In the afternoon, after the radiator overheated once, we walked Porcupine Gorge, which looks like a micro-Grand Canyon. The sandstone had been worn into wondrous wavy shapes giving the whole valley floor a 'soft' feeling. We spent the night at the Hugenden Grand Hotel. Myself and Josh from Saskatoon ended up in the rooms out the back of the hotel. These we christened the "Serial-Killer Rooms" They had eerie green lights, ramshackle construction and on the whole I felt like I had just walked onto a set for a bad horror movie. The bar in the hotel certainly had character though. One wall was completely covered in bras, panties and fake plastic breasts. There were also various mannequins stuck up on the ceiling and other bizarre, paraphenalia.
Well I survived the Grand Hotel and was aboard the bus watching "American Wedding" by 6:50am the next morning
For lunch it was up to the Caleston Station, one of the bigger stations in Australia. You can't get onto this station without being on the tour so that was a cool perk. We saw the Three Sister rock formation, had a BBQ, and checked out some Aboriginal cave painting in a gorge. The highlight was when Brian from Ohio found an 8-foot python. There was only 4 of us left looking at the rock paintings and the snake had been coiled quietly behind us. It was digesting something big, it looked like it had swallowed an infant but was probably a rock wallaby or some other poor marsupial. The snake was too full to move and just hissed at us while we happily snapped photos.
After stopping at Australia's smallest bar we rolled into Wirriyerna Station for the night. Me, Brian, the Swiss couple and Bryony from York were quick to snap up the swags so that we could be ones to sleep outside under the stars. I managed some ood sunset shots and am beginning to think I will have a sustantial collection of beautiful sunset shots by the time I return to Canada. Our group was treated to a big meal, some didgideroo playing and got to play with the family pets. I note this because the pets included two baby lambs, two full grown pigs, and half-grown kangaroo and a little joey (baby kangaroo). It was an overload of cuteness. It was also Easter so we shared around chocolate eggs and other goodies. Once everyone else was in bed I wandered out onto the station and lay watching the stars. I saw three shooting stars and heard an emu calling in the night
The next day we stopped for morning tea at Tobermorey station, which is 1.8 MILLION acres. And its only the fifth or sixth largest station in Australia. The station is bigger than many European countries. Soon after came my highlight for the day, which was seeing a herd of 25 wild camels. So cool. We were able to get out of the bus and snap lots of pics. They are massive here in the outback and the Arabs pay extradinary money to import for their camel races. I reckon a male camel is actually the biggest land animal I have ever seen in the wild.
Later we saw some huge termite mounds our guide estimated were 130 years old.
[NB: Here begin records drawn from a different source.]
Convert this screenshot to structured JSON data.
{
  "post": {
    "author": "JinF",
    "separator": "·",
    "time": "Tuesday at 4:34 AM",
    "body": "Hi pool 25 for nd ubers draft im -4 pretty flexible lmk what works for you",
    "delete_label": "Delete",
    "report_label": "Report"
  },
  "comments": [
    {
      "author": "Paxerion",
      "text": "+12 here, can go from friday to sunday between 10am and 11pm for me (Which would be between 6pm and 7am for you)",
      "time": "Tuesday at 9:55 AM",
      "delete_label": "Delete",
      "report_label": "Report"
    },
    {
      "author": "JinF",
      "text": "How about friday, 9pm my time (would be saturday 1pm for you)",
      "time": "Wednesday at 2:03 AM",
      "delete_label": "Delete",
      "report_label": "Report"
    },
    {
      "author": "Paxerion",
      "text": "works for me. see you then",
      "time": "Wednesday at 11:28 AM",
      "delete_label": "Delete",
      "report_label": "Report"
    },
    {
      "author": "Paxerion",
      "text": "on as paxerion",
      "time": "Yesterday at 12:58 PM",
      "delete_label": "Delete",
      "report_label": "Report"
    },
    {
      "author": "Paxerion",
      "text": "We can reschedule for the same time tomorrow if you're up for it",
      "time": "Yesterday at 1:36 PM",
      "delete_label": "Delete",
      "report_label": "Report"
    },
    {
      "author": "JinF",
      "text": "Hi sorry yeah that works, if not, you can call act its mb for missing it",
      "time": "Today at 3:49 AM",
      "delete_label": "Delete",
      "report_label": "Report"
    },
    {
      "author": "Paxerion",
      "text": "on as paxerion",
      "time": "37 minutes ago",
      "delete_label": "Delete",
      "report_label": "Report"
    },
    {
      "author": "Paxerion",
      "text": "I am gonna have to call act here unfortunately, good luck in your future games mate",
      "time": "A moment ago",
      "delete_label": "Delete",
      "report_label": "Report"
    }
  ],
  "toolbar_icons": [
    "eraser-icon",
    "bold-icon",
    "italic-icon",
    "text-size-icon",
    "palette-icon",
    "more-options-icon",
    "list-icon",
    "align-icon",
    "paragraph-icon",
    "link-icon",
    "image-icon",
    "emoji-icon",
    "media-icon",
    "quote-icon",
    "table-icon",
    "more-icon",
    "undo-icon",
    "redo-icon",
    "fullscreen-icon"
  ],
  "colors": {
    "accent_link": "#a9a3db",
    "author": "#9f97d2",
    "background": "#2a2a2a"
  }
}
He could tell by the height, which was 4m for the biggest one. That's a whole lotta building for some itty-bitty insects.
Everything in the land and vegetation of the outback speaks of struggle. The few trees are stunted and gnarled, the other plants are dry and rough, and the cattle are big but haggard looking. There is much life to be found in the driest areas of Australia, as our guide Bernie pointed out, but its never life that has it easy. We also stopped at an Aboriginal community, which I found sadly reminicent of a Canadian First Nations reservation. Pretty run-down, pretty neglected.
Eventually the Macdonald Ranges came into view my first excursion into the Australian outback came to an end. We checked into Melanka's, the biggest hostel in the not-very-big town of Alice Springs. I made it through another post-tour piss-up, this time by avoiding the demon drink too much in favour of about 3 hours hard-out dancing. I fully recommend the Desert Venturer to anyone going between Cairns and Alice Springs.